→ **BRIEF**
The records that appear below are to be restated word for word.

Website and app data records:
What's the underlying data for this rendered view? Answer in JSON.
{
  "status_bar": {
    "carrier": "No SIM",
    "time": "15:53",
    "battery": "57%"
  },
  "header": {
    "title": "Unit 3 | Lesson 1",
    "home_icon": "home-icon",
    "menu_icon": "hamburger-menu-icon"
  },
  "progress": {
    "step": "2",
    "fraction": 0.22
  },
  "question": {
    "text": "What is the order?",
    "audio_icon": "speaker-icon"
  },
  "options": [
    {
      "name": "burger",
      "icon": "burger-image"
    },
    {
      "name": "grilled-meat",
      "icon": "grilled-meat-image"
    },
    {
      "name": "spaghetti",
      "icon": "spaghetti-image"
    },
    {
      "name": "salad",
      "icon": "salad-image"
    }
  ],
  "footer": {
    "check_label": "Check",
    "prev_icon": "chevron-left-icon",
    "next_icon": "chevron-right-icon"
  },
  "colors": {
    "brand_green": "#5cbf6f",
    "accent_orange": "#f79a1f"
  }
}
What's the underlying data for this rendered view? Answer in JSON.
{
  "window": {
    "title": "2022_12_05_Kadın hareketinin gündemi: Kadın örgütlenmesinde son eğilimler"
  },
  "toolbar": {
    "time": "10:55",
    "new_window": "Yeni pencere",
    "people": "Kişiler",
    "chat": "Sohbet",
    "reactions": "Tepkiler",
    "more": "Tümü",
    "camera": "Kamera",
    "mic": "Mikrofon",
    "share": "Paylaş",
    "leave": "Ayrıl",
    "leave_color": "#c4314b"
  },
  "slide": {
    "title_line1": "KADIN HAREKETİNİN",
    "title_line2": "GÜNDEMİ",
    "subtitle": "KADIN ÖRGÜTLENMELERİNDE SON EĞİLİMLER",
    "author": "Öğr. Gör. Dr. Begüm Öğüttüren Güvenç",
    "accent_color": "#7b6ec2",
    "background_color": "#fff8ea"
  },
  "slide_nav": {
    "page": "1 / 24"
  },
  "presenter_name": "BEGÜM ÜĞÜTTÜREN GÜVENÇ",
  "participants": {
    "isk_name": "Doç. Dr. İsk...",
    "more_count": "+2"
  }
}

→ **OUTPUT BELOW**
What's the underlying data for this rendered view? Answer in JSON.
{
  "status_bar": {
    "carrier": "No SIM",
    "time": "15:53",
    "battery": "57%"
  },
  "header": {
    "title": "Unit 3 | Lesson 1",
    "home_icon": "home-icon",
    "menu_icon": "hamburger-menu-icon"
  },
  "progress": {
    "step": "2",
    "fraction": 0.22
  },
  "question": {
    "text": "What is the order?",
    "audio_icon": "speaker-icon"
  },
  "options": [
    {
      "name": "burger",
      "icon": "burger-image"
    },
    {
      "name": "grilled-meat",
      "icon": "grilled-meat-image"
    },
    {
      "name": "spaghetti",
      "icon": "spaghetti-image"
    },
    {
      "name": "salad",
      "icon": "salad-image"
    }
  ],
  "footer": {
    "check_label": "Check",
    "prev_icon": "chevron-left-icon",
    "next_icon": "chevron-right-icon"
  },
  "colors": {
    "brand_green": "#5cbf6f",
    "accent_orange": "#f79a1f"
  }
}
What's the underlying data for this rendered view? Answer in JSON.
{
  "window": {
    "title": "2022_12_05_Kadın hareketinin gündemi: Kadın örgütlenmesinde son eğilimler"
  },
  "toolbar": {
    "time": "10:55",
    "new_window": "Yeni pencere",
    "people": "Kişiler",
    "chat": "Sohbet",
    "reactions": "Tepkiler",
    "more": "Tümü",
    "camera": "Kamera",
    "mic": "Mikrofon",
    "share": "Paylaş",
    "leave": "Ayrıl",
    "leave_color": "#c4314b"
  },
  "slide": {
    "title_line1": "KADIN HAREKETİNİN",
    "title_line2": "GÜNDEMİ",
    "subtitle": "KADIN ÖRGÜTLENMELERİNDE SON EĞİLİMLER",
    "author": "Öğr. Gör. Dr. Begüm Öğüttüren Güvenç",
    "accent_color": "#7b6ec2",
    "background_color": "#fff8ea"
  },
  "slide_nav": {
    "page": "1 / 24"
  },
  "presenter_name": "BEGÜM ÜĞÜTTÜREN GÜVENÇ",
  "participants": {
    "isk_name": "Doç. Dr. İsk...",
    "more_count": "+2"
  }
}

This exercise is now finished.